The ADA requires that medical records that are developed as part of an employee health program be maintained in a confidential manner and must not be used for purposes other than in connection with the employee’s participation in such health program. Further, all medical information collected in connection with an employee health program may only be provided to the employer in aggregate terms that do not disclose the identity of the specific individuals, except as necessary to administer the health program. If a wellness program is part of a group health plan, any individually identifiable health information that is collected will be “protected health information” under HIPAA and subject to the HIPAA privacy, security and breach notification rules.

The proposed rules suggest that a wellness program that is part of a group health plan will likely satisfy the ADA confidentiality requirements by complying with the HIPAA privacy rules.
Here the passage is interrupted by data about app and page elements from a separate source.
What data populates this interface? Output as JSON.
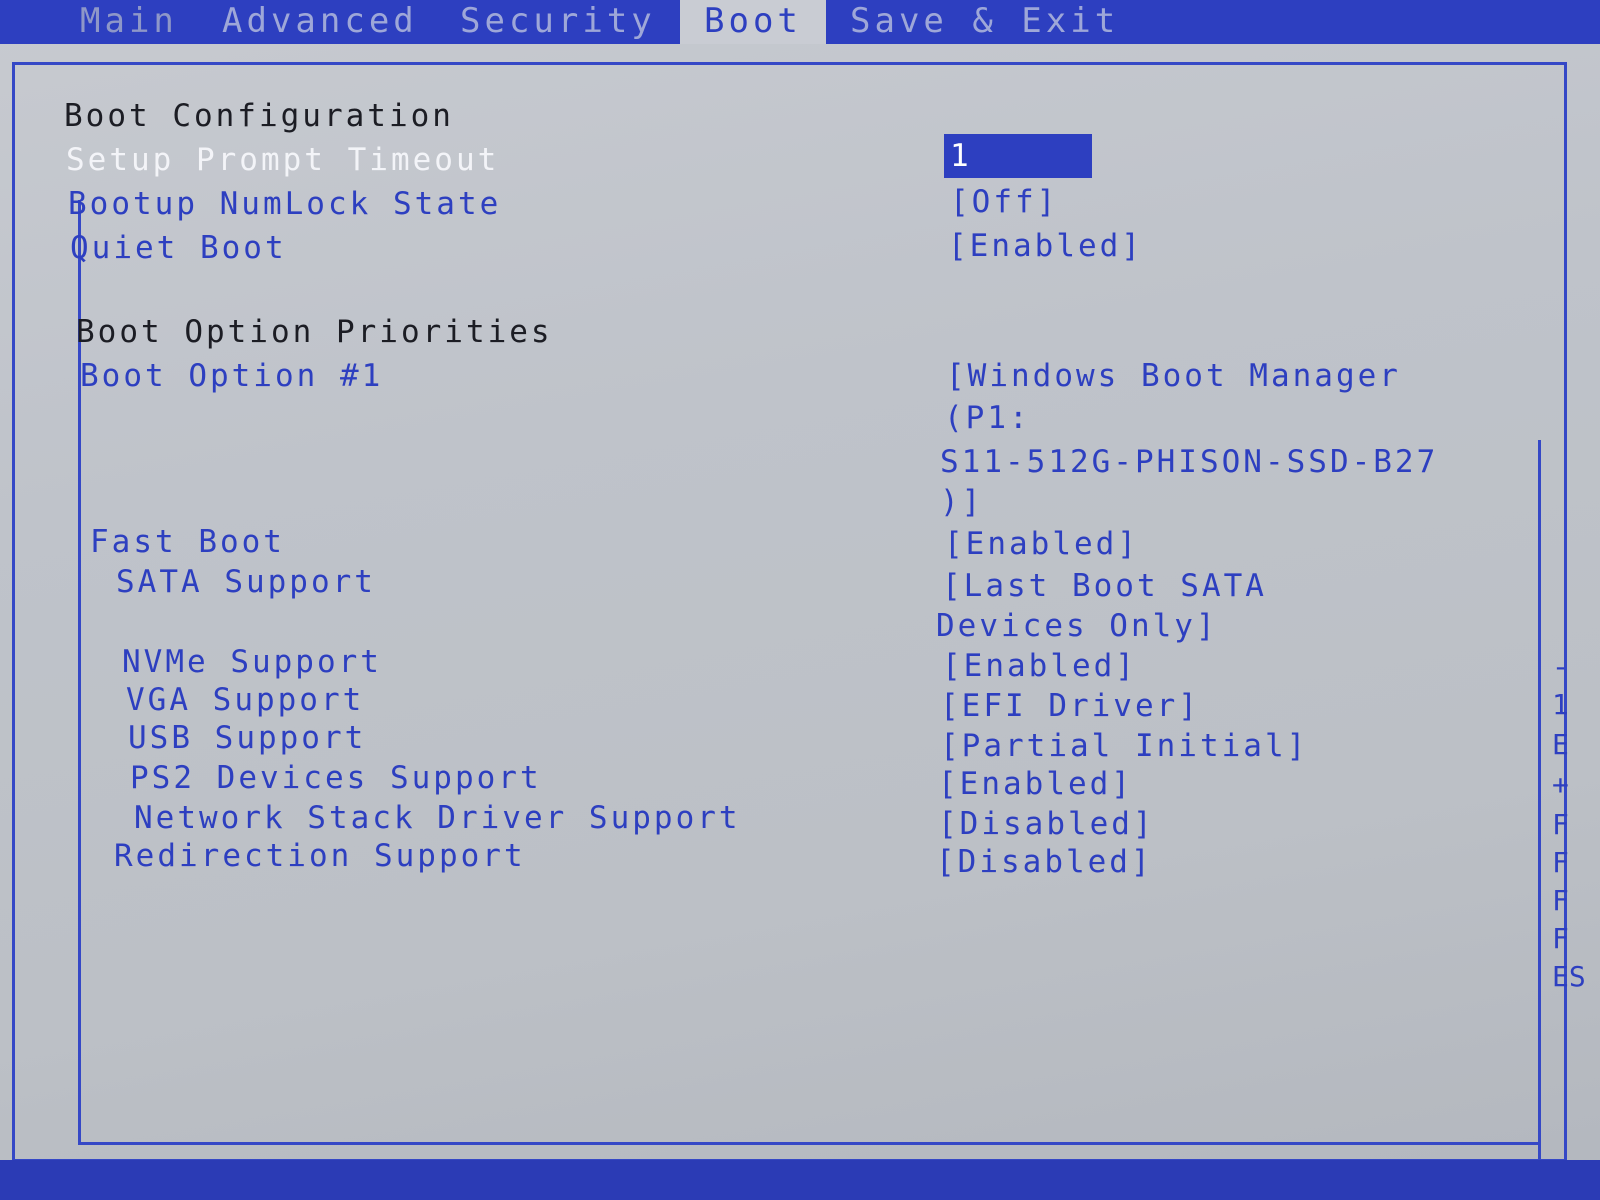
{
  "menu": {
    "tabs": [
      "Main",
      "Advanced",
      "Security",
      "Boot",
      "Save & Exit"
    ],
    "active_tab": "Boot"
  },
  "boot_configuration": {
    "title": "Boot Configuration",
    "setup_prompt_timeout": {
      "label": "Setup Prompt Timeout",
      "value": "1"
    },
    "bootup_numlock_state": {
      "label": "Bootup NumLock State",
      "value": "[Off]"
    },
    "quiet_boot": {
      "label": "Quiet Boot",
      "value": "[Enabled]"
    }
  },
  "boot_option_priorities": {
    "title": "Boot Option Priorities",
    "boot_option_1": {
      "label": "Boot Option #1",
      "value_lines": [
        "[Windows Boot Manager",
        "(P1:",
        "S11-512G-PHISON-SSD-B27",
        ")]"
      ]
    }
  },
  "fast_boot": {
    "label": "Fast Boot",
    "value": "[Enabled]",
    "sata_support": {
      "label": "SATA Support",
      "value_lines": [
        "[Last Boot SATA",
        "Devices Only]"
      ]
    },
    "nvme_support": {
      "label": "NVMe Support",
      "value": "[Enabled]"
    },
    "vga_support": {
      "label": "VGA Support",
      "value": "[EFI Driver]"
    },
    "usb_support": {
      "label": "USB Support",
      "value": "[Partial Initial]"
    },
    "ps2_devices_support": {
      "label": "PS2 Devices Support",
      "value": "[Enabled]"
    },
    "network_stack_driver_support": {
      "label": "Network Stack Driver Support",
      "value": "[Disabled]"
    }
  },
  "redirection_support": {
    "label": "Redirection Support",
    "value": "[Disabled]"
  },
  "help_column": [
    "-",
    "1",
    "E",
    "+",
    "F",
    "F",
    "F",
    "F",
    "ES"
  ],
  "colors": {
    "accent_blue": "#2d3fc0",
    "background_gray": "#c2c5cb",
    "selected_text": "#f3f4f8",
    "section_text": "#1c1d24"
  }
}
However, both employers and wellness programs must take steps to protect the confidentiality of employee medical information that is received in connection with an employee health program, which includes maintaining clear policies and procedures regarding the collection, storage and disclosure of medical information and the training of the individuals who handle such medical information. The proposed rules further provide that a best practice is not to permit individuals who handle medical information that is part of an employee health program to make decisions relating to employment, such as decisions relating to hiring, termination or discipline.

Conclusion

As a result of the EEOC’s proposed rules, employers now have a roadmap to follow in designing compliant wellness programs. We recommend that employers begin evaluating (or re-evaluating, as the case may be) their wellness programs to ensure continuing compliance with the HIPAA nondiscrimination rules and compliance with the proposed rules, if and when such rules are finalized.

The EEOC has requested input and written comments on issues relating to the proposed rules and such comments must be received by the EEOC by June 19, 2015.